▸ **Your instructions**:
Would you set down every entry shown below, precisely as written?

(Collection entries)
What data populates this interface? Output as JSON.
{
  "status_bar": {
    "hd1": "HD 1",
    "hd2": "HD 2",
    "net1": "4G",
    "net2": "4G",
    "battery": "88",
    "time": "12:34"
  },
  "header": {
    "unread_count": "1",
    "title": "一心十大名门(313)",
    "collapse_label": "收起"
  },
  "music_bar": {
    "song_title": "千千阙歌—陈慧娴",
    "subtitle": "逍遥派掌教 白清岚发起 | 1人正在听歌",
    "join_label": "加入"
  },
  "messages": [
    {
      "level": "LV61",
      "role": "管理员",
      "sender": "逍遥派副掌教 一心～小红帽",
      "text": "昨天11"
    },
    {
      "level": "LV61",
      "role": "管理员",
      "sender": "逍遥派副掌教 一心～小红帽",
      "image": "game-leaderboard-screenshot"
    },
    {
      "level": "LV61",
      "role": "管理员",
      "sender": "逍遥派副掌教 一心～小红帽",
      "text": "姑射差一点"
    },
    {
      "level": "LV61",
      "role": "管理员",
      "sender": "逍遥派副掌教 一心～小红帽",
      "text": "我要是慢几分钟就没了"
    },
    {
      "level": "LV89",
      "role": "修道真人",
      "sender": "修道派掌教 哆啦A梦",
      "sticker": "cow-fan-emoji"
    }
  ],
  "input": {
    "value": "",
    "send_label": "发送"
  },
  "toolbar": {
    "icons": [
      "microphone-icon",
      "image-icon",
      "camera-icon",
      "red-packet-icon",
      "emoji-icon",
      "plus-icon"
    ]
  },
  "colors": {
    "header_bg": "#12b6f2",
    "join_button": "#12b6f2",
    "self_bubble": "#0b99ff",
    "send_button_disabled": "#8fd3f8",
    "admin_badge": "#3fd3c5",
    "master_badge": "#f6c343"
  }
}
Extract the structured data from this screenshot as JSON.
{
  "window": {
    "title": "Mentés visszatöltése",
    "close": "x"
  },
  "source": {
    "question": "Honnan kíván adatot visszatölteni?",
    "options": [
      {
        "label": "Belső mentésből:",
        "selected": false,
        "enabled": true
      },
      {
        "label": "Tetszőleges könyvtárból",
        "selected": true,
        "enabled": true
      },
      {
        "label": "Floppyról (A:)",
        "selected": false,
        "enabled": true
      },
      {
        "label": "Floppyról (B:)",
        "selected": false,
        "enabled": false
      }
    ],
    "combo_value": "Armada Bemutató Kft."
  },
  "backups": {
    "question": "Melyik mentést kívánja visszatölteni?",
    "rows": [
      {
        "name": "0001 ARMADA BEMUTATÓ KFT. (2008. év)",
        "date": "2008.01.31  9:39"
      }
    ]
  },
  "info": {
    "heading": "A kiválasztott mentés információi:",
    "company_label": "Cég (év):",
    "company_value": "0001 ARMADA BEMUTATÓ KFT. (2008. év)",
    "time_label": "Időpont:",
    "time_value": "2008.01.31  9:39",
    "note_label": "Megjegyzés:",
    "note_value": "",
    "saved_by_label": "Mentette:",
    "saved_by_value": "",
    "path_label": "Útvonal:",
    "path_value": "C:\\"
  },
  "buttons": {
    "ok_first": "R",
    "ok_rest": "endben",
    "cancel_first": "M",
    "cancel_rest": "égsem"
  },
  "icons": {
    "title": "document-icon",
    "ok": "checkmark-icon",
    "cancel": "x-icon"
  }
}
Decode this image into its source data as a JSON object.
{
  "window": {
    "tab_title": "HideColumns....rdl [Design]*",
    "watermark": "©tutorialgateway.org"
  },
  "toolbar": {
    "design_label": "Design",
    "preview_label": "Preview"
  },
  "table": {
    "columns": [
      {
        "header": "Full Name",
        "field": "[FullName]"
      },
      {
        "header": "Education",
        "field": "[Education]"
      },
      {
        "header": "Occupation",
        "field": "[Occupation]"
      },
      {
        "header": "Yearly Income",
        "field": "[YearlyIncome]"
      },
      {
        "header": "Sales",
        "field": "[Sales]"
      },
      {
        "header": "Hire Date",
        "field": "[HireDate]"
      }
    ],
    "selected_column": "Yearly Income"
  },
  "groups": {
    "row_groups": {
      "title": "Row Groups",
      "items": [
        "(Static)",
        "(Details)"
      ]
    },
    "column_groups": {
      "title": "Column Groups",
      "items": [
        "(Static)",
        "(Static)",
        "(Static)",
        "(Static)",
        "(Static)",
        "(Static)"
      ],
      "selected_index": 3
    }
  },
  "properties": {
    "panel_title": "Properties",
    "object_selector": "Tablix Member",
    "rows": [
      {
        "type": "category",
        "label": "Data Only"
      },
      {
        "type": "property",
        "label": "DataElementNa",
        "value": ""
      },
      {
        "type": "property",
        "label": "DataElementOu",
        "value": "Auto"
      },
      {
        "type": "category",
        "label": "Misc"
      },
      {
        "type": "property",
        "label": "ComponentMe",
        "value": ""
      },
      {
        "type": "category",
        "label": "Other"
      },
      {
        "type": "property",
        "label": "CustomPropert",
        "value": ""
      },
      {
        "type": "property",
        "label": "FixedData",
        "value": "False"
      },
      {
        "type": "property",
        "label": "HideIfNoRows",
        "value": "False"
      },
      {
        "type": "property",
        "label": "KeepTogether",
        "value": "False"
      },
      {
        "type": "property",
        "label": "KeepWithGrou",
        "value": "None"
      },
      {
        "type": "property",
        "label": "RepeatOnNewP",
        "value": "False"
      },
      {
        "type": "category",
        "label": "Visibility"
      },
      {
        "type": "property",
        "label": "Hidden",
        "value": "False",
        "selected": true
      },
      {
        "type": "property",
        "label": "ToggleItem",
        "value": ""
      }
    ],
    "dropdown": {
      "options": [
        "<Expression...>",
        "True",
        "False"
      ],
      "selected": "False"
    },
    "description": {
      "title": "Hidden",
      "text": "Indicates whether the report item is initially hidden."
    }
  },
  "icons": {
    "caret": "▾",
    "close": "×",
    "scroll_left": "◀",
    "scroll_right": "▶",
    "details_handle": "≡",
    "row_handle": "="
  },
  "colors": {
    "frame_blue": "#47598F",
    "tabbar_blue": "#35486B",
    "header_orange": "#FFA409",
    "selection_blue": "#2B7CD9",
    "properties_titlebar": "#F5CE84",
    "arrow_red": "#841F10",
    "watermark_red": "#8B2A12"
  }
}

▸ **The answer**:
What data populates this interface? Output as JSON.
{
  "status_bar": {
    "hd1": "HD 1",
    "hd2": "HD 2",
    "net1": "4G",
    "net2": "4G",
    "battery": "88",
    "time": "12:34"
  },
  "header": {
    "unread_count": "1",
    "title": "一心十大名门(313)",
    "collapse_label": "收起"
  },
  "music_bar": {
    "song_title": "千千阙歌—陈慧娴",
    "subtitle": "逍遥派掌教 白清岚发起 | 1人正在听歌",
    "join_label": "加入"
  },
  "messages": [
    {
      "level": "LV61",
      "role": "管理员",
      "sender": "逍遥派副掌教 一心～小红帽",
      "text": "昨天11"
    },
    {
      "level": "LV61",
      "role": "管理员",
      "sender": "逍遥派副掌教 一心～小红帽",
      "image": "game-leaderboard-screenshot"
    },
    {
      "level": "LV61",
      "role": "管理员",
      "sender": "逍遥派副掌教 一心～小红帽",
      "text": "姑射差一点"
    },
    {
      "level": "LV61",
      "role": "管理员",
      "sender": "逍遥派副掌教 一心～小红帽",
      "text": "我要是慢几分钟就没了"
    },
    {
      "level": "LV89",
      "role": "修道真人",
      "sender": "修道派掌教 哆啦A梦",
      "sticker": "cow-fan-emoji"
    }
  ],
  "input": {
    "value": "",
    "send_label": "发送"
  },
  "toolbar": {
    "icons": [
      "microphone-icon",
      "image-icon",
      "camera-icon",
      "red-packet-icon",
      "emoji-icon",
      "plus-icon"
    ]
  },
  "colors": {
    "header_bg": "#12b6f2",
    "join_button": "#12b6f2",
    "self_bubble": "#0b99ff",
    "send_button_disabled": "#8fd3f8",
    "admin_badge": "#3fd3c5",
    "master_badge": "#f6c343"
  }
}
Extract the structured data from this screenshot as JSON.
{
  "window": {
    "title": "Mentés visszatöltése",
    "close": "x"
  },
  "source": {
    "question": "Honnan kíván adatot visszatölteni?",
    "options": [
      {
        "label": "Belső mentésből:",
        "selected": false,
        "enabled": true
      },
      {
        "label": "Tetszőleges könyvtárból",
        "selected": true,
        "enabled": true
      },
      {
        "label": "Floppyról (A:)",
        "selected": false,
        "enabled": true
      },
      {
        "label": "Floppyról (B:)",
        "selected": false,
        "enabled": false
      }
    ],
    "combo_value": "Armada Bemutató Kft."
  },
  "backups": {
    "question": "Melyik mentést kívánja visszatölteni?",
    "rows": [
      {
        "name": "0001 ARMADA BEMUTATÓ KFT. (2008. év)",
        "date": "2008.01.31  9:39"
      }
    ]
  },
  "info": {
    "heading": "A kiválasztott mentés információi:",
    "company_label": "Cég (év):",
    "company_value": "0001 ARMADA BEMUTATÓ KFT. (2008. év)",
    "time_label": "Időpont:",
    "time_value": "2008.01.31  9:39",
    "note_label": "Megjegyzés:",
    "note_value": "",
    "saved_by_label": "Mentette:",
    "saved_by_value": "",
    "path_label": "Útvonal:",
    "path_value": "C:\\"
  },
  "buttons": {
    "ok_first": "R",
    "ok_rest": "endben",
    "cancel_first": "M",
    "cancel_rest": "égsem"
  },
  "icons": {
    "title": "document-icon",
    "ok": "checkmark-icon",
    "cancel": "x-icon"
  }
}
Decode this image into its source data as a JSON object.
{
  "window": {
    "tab_title": "HideColumns....rdl [Design]*",
    "watermark": "©tutorialgateway.org"
  },
  "toolbar": {
    "design_label": "Design",
    "preview_label": "Preview"
  },
  "table": {
    "columns": [
      {
        "header": "Full Name",
        "field": "[FullName]"
      },
      {
        "header": "Education",
        "field": "[Education]"
      },
      {
        "header": "Occupation",
        "field": "[Occupation]"
      },
      {
        "header": "Yearly Income",
        "field": "[YearlyIncome]"
      },
      {
        "header": "Sales",
        "field": "[Sales]"
      },
      {
        "header": "Hire Date",
        "field": "[HireDate]"
      }
    ],
    "selected_column": "Yearly Income"
  },
  "groups": {
    "row_groups": {
      "title": "Row Groups",
      "items": [
        "(Static)",
        "(Details)"
      ]
    },
    "column_groups": {
      "title": "Column Groups",
      "items": [
        "(Static)",
        "(Static)",
        "(Static)",
        "(Static)",
        "(Static)",
        "(Static)"
      ],
      "selected_index": 3
    }
  },
  "properties": {
    "panel_title": "Properties",
    "object_selector": "Tablix Member",
    "rows": [
      {
        "type": "category",
        "label": "Data Only"
      },
      {
        "type": "property",
        "label": "DataElementNa",
        "value": ""
      },
      {
        "type": "property",
        "label": "DataElementOu",
        "value": "Auto"
      },
      {
        "type": "category",
        "label": "Misc"
      },
      {
        "type": "property",
        "label": "ComponentMe",
        "value": ""
      },
      {
        "type": "category",
        "label": "Other"
      },
      {
        "type": "property",
        "label": "CustomPropert",
        "value": ""
      },
      {
        "type": "property",
        "label": "FixedData",
        "value": "False"
      },
      {
        "type": "property",
        "label": "HideIfNoRows",
        "value": "False"
      },
      {
        "type": "property",
        "label": "KeepTogether",
        "value": "False"
      },
      {
        "type": "property",
        "label": "KeepWithGrou",
        "value": "None"
      },
      {
        "type": "property",
        "label": "RepeatOnNewP",
        "value": "False"
      },
      {
        "type": "category",
        "label": "Visibility"
      },
      {
        "type": "property",
        "label": "Hidden",
        "value": "False",
        "selected": true
      },
      {
        "type": "property",
        "label": "ToggleItem",
        "value": ""
      }
    ],
    "dropdown": {
      "options": [
        "<Expression...>",
        "True",
        "False"
      ],
      "selected": "False"
    },
    "description": {
      "title": "Hidden",
      "text": "Indicates whether the report item is initially hidden."
    }
  },
  "icons": {
    "caret": "▾",
    "close": "×",
    "scroll_left": "◀",
    "scroll_right": "▶",
    "details_handle": "≡",
    "row_handle": "="
  },
  "colors": {
    "frame_blue": "#47598F",
    "tabbar_blue": "#35486B",
    "header_orange": "#FFA409",
    "selection_blue": "#2B7CD9",
    "properties_titlebar": "#F5CE84",
    "arrow_red": "#841F10",
    "watermark_red": "#8B2A12"
  }
}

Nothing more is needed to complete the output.